DATA LISTING
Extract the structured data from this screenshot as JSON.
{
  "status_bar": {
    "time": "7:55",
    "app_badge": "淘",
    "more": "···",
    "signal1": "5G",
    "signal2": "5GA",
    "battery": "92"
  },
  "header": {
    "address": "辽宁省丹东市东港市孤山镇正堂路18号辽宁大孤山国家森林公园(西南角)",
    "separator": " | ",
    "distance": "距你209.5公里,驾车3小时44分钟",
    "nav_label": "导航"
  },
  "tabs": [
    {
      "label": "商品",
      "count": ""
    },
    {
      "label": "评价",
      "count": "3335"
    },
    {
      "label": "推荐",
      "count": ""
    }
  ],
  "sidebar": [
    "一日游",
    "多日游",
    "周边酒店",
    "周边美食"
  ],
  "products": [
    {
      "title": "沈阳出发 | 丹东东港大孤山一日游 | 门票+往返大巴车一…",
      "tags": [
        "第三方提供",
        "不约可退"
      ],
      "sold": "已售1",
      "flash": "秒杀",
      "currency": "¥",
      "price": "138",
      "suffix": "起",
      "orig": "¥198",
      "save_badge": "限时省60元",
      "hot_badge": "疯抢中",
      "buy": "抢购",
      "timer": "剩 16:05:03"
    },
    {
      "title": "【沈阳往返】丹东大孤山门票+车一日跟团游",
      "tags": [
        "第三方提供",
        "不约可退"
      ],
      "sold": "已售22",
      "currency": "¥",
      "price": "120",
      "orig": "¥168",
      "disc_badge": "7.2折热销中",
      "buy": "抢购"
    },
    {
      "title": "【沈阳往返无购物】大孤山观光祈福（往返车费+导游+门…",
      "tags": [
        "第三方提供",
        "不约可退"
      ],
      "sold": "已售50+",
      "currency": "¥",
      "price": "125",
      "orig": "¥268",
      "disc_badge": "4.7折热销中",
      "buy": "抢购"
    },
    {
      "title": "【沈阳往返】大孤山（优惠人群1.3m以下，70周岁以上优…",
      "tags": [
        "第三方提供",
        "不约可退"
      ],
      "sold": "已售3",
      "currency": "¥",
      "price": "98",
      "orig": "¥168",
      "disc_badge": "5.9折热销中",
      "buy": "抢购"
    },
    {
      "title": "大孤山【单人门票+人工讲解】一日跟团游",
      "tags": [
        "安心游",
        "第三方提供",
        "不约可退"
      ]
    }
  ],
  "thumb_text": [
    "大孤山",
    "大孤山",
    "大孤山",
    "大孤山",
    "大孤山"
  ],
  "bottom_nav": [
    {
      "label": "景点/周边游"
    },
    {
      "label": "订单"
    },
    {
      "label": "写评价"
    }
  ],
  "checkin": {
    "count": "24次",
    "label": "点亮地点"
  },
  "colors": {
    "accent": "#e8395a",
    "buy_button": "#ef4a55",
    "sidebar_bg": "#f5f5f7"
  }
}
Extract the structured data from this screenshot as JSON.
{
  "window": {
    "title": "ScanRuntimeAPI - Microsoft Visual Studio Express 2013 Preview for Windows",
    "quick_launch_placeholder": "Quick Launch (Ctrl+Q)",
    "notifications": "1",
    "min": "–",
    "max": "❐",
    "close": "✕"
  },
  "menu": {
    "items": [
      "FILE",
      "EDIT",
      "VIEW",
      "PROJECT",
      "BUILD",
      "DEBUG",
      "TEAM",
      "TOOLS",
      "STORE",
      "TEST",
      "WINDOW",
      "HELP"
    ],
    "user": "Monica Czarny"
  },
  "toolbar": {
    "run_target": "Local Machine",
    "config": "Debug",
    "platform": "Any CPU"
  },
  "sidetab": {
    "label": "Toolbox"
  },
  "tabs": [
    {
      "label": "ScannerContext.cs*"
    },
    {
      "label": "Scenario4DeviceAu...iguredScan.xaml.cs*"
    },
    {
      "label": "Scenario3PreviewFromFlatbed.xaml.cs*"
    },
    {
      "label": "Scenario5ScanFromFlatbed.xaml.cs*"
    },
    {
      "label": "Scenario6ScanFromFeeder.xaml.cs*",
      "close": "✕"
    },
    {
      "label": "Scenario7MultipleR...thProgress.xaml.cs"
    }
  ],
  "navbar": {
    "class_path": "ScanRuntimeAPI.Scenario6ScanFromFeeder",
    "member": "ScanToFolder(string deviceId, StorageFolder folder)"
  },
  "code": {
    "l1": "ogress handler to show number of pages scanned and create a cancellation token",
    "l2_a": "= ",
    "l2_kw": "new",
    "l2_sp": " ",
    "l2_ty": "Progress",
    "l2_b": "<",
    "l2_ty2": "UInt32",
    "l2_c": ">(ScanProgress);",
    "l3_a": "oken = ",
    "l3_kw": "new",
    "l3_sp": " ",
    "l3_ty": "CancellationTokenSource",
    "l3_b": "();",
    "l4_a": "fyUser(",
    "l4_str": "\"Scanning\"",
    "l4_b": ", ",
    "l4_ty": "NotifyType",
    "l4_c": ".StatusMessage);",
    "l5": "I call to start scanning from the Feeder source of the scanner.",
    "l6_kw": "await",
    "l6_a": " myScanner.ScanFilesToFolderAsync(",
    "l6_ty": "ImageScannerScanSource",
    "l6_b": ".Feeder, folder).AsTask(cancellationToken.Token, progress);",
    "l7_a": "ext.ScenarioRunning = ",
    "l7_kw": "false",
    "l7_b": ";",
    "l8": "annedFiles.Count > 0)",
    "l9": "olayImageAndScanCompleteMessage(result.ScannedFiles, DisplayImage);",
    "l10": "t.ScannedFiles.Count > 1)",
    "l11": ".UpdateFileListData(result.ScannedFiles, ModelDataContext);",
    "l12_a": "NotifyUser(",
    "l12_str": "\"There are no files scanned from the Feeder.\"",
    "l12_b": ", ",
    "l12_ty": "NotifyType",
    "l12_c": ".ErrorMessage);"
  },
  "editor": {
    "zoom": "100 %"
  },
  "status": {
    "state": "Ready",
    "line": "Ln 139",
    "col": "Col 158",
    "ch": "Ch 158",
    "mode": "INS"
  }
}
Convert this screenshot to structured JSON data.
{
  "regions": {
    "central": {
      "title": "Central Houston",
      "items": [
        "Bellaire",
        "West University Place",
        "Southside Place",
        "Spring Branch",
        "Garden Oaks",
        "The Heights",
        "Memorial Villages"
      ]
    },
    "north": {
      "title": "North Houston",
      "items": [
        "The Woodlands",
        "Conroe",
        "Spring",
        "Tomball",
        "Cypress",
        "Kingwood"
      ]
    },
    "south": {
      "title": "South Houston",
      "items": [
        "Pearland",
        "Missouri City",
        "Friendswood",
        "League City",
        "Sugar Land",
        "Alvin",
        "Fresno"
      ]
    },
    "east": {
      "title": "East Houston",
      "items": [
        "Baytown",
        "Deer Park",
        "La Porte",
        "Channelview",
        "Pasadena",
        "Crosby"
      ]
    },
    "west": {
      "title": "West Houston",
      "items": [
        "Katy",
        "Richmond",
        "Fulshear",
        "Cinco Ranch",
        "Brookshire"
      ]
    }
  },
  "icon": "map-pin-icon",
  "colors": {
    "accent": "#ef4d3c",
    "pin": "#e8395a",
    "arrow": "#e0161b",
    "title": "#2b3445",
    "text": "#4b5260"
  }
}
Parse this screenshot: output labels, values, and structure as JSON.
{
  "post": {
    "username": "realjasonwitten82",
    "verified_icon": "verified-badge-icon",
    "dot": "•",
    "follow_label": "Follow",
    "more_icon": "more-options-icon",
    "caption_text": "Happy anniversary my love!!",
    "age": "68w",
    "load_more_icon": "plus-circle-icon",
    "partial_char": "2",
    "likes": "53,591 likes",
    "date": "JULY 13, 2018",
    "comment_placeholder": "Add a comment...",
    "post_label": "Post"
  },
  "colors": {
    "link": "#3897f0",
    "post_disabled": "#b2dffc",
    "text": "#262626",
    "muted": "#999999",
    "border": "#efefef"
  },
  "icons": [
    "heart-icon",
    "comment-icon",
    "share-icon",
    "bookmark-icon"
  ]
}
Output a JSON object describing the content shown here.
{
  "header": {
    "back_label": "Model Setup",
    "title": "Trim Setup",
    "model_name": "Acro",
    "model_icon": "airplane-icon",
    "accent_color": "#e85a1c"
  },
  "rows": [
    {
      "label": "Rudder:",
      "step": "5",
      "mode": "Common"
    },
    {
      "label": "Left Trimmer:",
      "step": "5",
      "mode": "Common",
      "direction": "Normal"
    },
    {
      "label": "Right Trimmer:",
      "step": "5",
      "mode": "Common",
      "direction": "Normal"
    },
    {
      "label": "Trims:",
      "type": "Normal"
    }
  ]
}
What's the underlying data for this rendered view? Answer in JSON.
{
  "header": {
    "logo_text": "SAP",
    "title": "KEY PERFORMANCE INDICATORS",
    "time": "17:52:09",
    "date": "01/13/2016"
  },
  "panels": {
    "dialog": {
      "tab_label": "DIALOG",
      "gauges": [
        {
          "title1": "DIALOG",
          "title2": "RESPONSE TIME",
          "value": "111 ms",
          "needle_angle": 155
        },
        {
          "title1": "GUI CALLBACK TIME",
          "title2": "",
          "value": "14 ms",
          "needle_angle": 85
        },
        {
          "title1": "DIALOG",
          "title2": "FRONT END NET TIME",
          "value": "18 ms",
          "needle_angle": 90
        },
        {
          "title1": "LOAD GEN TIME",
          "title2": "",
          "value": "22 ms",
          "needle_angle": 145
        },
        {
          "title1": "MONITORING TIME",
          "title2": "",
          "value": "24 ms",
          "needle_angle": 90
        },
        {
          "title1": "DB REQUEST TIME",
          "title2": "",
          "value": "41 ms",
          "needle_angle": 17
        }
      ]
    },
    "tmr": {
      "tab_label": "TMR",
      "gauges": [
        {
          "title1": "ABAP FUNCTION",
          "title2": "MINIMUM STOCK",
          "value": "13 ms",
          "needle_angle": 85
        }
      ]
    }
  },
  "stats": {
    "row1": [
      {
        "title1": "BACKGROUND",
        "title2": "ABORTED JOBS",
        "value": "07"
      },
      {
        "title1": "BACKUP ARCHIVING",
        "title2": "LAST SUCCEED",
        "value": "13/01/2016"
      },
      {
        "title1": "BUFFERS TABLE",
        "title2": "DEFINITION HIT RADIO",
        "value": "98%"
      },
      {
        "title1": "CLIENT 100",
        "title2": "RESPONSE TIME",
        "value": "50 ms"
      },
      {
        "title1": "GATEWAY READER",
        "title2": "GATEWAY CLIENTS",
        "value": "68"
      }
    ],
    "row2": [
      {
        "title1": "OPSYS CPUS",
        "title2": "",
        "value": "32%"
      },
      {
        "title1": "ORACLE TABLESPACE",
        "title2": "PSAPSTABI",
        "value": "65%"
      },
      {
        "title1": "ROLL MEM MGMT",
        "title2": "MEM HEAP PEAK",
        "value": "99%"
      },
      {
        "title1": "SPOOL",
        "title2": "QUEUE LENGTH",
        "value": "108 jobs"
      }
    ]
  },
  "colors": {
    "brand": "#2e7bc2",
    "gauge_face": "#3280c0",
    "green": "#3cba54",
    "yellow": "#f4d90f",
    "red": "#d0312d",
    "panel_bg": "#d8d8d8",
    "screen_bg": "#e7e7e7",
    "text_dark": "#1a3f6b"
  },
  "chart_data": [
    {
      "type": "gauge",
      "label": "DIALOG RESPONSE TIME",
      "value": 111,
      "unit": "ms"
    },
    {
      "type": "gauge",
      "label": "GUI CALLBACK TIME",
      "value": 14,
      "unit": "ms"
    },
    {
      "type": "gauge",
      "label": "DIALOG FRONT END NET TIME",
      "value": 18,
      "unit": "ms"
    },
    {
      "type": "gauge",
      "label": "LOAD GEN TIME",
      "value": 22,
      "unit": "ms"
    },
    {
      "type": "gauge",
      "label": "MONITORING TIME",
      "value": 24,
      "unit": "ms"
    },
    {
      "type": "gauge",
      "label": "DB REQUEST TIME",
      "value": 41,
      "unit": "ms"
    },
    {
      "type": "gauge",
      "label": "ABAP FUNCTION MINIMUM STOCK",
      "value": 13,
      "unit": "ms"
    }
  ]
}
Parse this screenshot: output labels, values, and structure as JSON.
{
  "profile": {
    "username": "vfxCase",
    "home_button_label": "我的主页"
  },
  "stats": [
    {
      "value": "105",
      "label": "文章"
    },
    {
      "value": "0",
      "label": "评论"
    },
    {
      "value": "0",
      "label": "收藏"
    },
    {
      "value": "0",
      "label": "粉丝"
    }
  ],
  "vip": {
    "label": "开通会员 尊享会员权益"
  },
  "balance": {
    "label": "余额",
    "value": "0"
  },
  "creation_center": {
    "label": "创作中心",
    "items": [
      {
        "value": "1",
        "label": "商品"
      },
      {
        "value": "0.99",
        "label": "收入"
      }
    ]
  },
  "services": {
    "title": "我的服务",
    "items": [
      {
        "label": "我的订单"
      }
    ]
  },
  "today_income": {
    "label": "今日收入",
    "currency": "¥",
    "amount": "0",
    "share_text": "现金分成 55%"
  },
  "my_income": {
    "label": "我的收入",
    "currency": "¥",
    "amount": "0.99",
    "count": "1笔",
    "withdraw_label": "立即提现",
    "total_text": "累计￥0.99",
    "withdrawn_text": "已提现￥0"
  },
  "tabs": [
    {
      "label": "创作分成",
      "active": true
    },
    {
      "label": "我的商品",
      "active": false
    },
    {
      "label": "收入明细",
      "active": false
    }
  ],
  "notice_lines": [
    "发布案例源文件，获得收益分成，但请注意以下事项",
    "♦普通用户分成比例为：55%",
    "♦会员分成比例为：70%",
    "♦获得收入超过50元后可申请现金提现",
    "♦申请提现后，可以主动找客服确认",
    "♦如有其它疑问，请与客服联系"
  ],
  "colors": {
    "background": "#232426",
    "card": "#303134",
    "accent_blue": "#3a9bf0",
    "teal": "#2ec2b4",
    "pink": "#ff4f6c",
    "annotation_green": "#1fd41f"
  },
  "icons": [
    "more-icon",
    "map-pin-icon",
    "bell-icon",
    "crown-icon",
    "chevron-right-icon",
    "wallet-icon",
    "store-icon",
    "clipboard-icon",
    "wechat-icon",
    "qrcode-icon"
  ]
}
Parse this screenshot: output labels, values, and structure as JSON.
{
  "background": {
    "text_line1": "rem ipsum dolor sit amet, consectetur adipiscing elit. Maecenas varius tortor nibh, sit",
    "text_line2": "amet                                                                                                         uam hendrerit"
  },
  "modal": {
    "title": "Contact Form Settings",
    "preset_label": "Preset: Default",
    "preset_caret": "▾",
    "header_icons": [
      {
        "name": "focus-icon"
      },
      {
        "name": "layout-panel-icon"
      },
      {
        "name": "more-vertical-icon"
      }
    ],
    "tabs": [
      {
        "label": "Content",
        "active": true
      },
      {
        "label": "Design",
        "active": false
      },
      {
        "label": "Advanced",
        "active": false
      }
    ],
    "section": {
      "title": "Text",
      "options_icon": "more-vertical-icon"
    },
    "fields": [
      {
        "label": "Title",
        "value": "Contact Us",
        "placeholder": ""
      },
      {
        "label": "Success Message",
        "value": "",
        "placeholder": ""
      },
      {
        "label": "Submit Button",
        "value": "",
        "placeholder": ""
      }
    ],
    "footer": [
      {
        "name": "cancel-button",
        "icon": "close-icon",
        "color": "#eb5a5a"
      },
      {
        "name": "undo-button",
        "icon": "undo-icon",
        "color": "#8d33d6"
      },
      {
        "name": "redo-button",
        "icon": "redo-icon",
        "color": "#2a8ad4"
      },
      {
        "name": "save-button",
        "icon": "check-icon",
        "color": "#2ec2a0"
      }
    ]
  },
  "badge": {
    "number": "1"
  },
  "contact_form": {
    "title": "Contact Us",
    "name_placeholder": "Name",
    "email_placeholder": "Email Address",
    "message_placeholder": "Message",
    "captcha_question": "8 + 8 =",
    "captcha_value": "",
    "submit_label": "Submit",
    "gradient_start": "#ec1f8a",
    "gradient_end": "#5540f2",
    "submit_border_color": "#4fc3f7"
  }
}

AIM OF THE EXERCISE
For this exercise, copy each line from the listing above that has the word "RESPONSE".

ANSWER SECTION
          "title2": "RESPONSE TIME",
        "title2": "RESPONSE TIME",
      "label": "DIALOG RESPONSE TIME",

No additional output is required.